With no line left out, restate the data word for word.

Recorded data
========
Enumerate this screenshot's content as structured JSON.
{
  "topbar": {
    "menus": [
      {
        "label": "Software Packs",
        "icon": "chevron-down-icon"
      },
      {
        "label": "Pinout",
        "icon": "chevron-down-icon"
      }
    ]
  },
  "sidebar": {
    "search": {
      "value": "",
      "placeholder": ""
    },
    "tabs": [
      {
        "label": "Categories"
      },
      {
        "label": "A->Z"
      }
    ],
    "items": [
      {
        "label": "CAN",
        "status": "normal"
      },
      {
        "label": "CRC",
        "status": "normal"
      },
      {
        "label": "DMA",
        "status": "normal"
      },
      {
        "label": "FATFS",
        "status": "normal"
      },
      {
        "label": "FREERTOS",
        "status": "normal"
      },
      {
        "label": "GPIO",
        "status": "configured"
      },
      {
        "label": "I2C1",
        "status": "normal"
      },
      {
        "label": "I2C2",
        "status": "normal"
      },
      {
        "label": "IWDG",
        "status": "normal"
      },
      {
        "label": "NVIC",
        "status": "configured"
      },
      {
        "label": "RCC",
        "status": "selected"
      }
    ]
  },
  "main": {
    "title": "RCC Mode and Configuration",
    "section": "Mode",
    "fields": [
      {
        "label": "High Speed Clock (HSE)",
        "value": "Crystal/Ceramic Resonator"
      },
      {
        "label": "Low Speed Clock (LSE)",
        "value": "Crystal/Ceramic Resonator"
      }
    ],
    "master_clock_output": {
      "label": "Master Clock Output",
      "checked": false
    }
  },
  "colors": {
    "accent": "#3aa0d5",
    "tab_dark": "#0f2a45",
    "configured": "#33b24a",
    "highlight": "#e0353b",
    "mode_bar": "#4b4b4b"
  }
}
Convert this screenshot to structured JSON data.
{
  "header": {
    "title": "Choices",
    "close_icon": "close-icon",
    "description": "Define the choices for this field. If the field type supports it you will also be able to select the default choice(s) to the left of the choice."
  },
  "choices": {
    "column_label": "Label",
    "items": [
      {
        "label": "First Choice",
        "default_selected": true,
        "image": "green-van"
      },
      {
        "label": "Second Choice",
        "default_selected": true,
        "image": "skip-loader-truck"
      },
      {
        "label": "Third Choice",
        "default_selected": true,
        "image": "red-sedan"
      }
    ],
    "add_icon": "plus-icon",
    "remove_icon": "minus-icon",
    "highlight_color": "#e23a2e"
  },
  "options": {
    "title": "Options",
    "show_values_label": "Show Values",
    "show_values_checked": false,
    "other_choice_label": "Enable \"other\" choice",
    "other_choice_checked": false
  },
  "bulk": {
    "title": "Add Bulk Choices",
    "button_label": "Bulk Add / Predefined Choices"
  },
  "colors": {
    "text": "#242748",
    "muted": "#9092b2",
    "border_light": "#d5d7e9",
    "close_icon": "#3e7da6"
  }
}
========
== Solution below ==
Enumerate this screenshot's content as structured JSON.
{
  "topbar": {
    "menus": [
      {
        "label": "Software Packs",
        "icon": "chevron-down-icon"
      },
      {
        "label": "Pinout",
        "icon": "chevron-down-icon"
      }
    ]
  },
  "sidebar": {
    "search": {
      "value": "",
      "placeholder": ""
    },
    "tabs": [
      {
        "label": "Categories"
      },
      {
        "label": "A->Z"
      }
    ],
    "items": [
      {
        "label": "CAN",
        "status": "normal"
      },
      {
        "label": "CRC",
        "status": "normal"
      },
      {
        "label": "DMA",
        "status": "normal"
      },
      {
        "label": "FATFS",
        "status": "normal"
      },
      {
        "label": "FREERTOS",
        "status": "normal"
      },
      {
        "label": "GPIO",
        "status": "configured"
      },
      {
        "label": "I2C1",
        "status": "normal"
      },
      {
        "label": "I2C2",
        "status": "normal"
      },
      {
        "label": "IWDG",
        "status": "normal"
      },
      {
        "label": "NVIC",
        "status": "configured"
      },
      {
        "label": "RCC",
        "status": "selected"
      }
    ]
  },
  "main": {
    "title": "RCC Mode and Configuration",
    "section": "Mode",
    "fields": [
      {
        "label": "High Speed Clock (HSE)",
        "value": "Crystal/Ceramic Resonator"
      },
      {
        "label": "Low Speed Clock (LSE)",
        "value": "Crystal/Ceramic Resonator"
      }
    ],
    "master_clock_output": {
      "label": "Master Clock Output",
      "checked": false
    }
  },
  "colors": {
    "accent": "#3aa0d5",
    "tab_dark": "#0f2a45",
    "configured": "#33b24a",
    "highlight": "#e0353b",
    "mode_bar": "#4b4b4b"
  }
}
Convert this screenshot to structured JSON data.
{
  "header": {
    "title": "Choices",
    "close_icon": "close-icon",
    "description": "Define the choices for this field. If the field type supports it you will also be able to select the default choice(s) to the left of the choice."
  },
  "choices": {
    "column_label": "Label",
    "items": [
      {
        "label": "First Choice",
        "default_selected": true,
        "image": "green-van"
      },
      {
        "label": "Second Choice",
        "default_selected": true,
        "image": "skip-loader-truck"
      },
      {
        "label": "Third Choice",
        "default_selected": true,
        "image": "red-sedan"
      }
    ],
    "add_icon": "plus-icon",
    "remove_icon": "minus-icon",
    "highlight_color": "#e23a2e"
  },
  "options": {
    "title": "Options",
    "show_values_label": "Show Values",
    "show_values_checked": false,
    "other_choice_label": "Enable \"other\" choice",
    "other_choice_checked": false
  },
  "bulk": {
    "title": "Add Bulk Choices",
    "button_label": "Bulk Add / Predefined Choices"
  },
  "colors": {
    "text": "#242748",
    "muted": "#9092b2",
    "border_light": "#d5d7e9",
    "close_icon": "#3e7da6"
  }
}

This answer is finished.